How did you get started in the design field? I started out as an intern for Money magazine. My college, St. John’s University, had a required internship program, and I had to make a choice between an advertising agency, a boutique design studio and this bustling, loud magazine. Even as a student, I wanted to be where the action was. Time Inc. was at its publishing zenith back then. While I didn’t know much of anything at that time, I knew it was a dynamic environment, and that I was going to learn a lot. Boy, that instinct was right.
What led you to open your studio, McCalman.Co? After fourteen years as a magazine art director, I was ready for a new challenge. I didn’t feel like I was learning much anymore. Magazine design and stories were exciting but repetitious, and I was starting to stagnate. I made a rash decision that I was going to start my own studio. It felt like the right thing, but I had no real idea or plan. I spent a year talking with sole proprietors about the ins and outs of running a self-sufficient business. I felt ready, but once I stepped fully into it, I realized that I had no real idea what I was doing. Eight years in, I only recently feel like I’m getting the hang of it.
How does your expertise in editorial design inform your approach to branding? It informs everything I do. Whether you are the steward of the words or the visuals,—and graphic designers are stewards of both—working for a magazine teaches you how to package and present stories for an audience. You learn how to edit, write, organize, present and produce stories. It becomes a sixth sense. I’ve brought all of those skills and perspectives to the branding world. Before I start anything, I want to know the purpose and motivation of the brand, and that begins with the person who created the business. It sometimes throws my clients off that I begin our collaborations this way, but it keeps everyone accountable. Branding shouldn’t be an external process; it’s an internal one. Defining the personality of a company should be a personal experience. That’s my philosophy, and I bring it to everything I do.
What personal experiences or circumstances have most influenced your work or style? I’ve been a professional designer for more than 20 years, and it’s taken me this long to realize that places influence me more than things or people. I was born and raised in the Caribbean, and the landscape and the colors of the architecture loom large over my creativity. I was trained as a classic graphic designer before computers came along, so my first instinct is to use the sketching process. So I can strip things down to their blueprint essence, but I know how to use an accent color to wake the audience up.

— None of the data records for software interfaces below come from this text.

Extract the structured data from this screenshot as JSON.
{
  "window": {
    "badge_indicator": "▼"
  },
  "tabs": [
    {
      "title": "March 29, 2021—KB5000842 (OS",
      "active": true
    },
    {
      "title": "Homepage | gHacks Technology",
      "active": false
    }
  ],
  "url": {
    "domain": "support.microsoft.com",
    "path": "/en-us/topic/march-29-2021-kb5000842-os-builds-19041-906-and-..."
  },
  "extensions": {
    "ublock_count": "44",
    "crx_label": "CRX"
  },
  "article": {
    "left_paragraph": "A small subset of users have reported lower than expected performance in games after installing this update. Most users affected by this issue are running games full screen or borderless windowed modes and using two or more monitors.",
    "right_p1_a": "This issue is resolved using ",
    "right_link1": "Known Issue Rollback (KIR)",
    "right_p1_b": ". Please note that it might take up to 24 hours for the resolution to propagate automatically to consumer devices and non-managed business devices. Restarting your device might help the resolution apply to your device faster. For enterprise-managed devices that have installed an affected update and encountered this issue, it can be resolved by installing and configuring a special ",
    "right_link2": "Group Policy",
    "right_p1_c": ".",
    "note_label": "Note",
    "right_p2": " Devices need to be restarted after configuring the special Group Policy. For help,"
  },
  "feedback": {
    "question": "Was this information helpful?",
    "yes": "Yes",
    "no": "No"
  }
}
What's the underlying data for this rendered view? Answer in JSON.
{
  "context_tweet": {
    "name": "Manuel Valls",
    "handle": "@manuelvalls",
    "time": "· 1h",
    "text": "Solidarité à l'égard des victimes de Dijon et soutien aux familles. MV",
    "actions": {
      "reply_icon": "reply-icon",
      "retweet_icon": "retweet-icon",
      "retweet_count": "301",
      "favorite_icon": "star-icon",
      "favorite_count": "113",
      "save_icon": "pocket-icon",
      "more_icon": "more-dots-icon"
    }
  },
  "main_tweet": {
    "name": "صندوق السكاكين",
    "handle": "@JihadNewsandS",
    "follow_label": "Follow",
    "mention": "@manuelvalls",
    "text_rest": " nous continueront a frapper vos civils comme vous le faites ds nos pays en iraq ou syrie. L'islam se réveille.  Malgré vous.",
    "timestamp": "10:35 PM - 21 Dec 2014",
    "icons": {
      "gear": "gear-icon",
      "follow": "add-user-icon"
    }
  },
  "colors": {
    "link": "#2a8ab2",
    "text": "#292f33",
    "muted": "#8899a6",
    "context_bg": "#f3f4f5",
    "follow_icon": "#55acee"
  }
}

Your work spans graphic design, illustration, painting and journalism. How has picking up new skills helped you learn about yourself? I’ve always used all of those skills; I just didn’t realize it until a couple of years ago, when I started combining them. As a designer, I was raised to stay in my lane, to get real illustrators, artists and writers to create and to act as a proxy, a guide and a facilitator. I always thought that was bullshit, but I wasn’t bold enough to test out my theory. But when I hit my mid-40s, I started questioning a few things I had told myself, and I turned the table over to start fresh.
You’ve spoken about the importance of devoting time to yourself as an artist. What does that look like in practice for you? Blocking off time where there is no deadline or overall framework that has me rushing to a finish. Being a print designer has taught me efficiency, but being an artist has allowed me to have a process that I’ve only watched other people use. It is a really liberating thing. I’m glad I’ve given myself the opportunity to explore this. It’s made me a better designer, and it’s made me a better person.
How do you get inspiration for your Observed column in the San Francisco Chronicle? I grew up in New York admiring and reading photographer Bill Cunningham’s columns. When he passed away, I thought it was a shame that no one was observing culture in that way anymore. Then, I decided that I would try it, but with illustration. I pitched to the person who became my editor at the San Francisco Chronicle, and she said yes immediately. I knew the column was the first one of its kind; I knew I was creating something unique.
How has working on the column helped you “see” things differently? I don’t know if it’s helped me see things differently, but it has helped me manifest how I see the world. I view the column through the prisms of politics, culture and human interaction. That’s just the world we live in. That’s how I normally think about everything.
How can visual journalism be a force for diversity? I find it so strange that the word diversity has gone from not being a topic of any public discussion to being a topic of every discussion. I’m a Black and gay man. It’s not a coat that I only put on when someone asks me that question, so I don’t know how to see it any other way.
You’re tackling an illustrated guide to 400 years of Black history called Illustrated Black History. What challenges have you encountered while working on this book? It’s the most daunting thing I’ve ever done, but in a strange way, I’ve been training for it over the last couple of years with my Observed column. I’ve had to bring my editorial, academic and emotional eye to the project, which has helped me get focused and grounded in what could be an overwhelming subject. And it is an overwhelming subject. Getting settled and treating it with seriousness has been my main goal. I’m also designing the book, so it forces me to wear a couple of different hats, which is the only way that I would have done it. I’m really excited about this project. I think it is my life’s work so far, and why I was put on Earth. Everything I’ve done has made me ready for this.
What’s one thing you wish you knew when you started your career? That I wouldn’t have to compromise my creativity to be successful.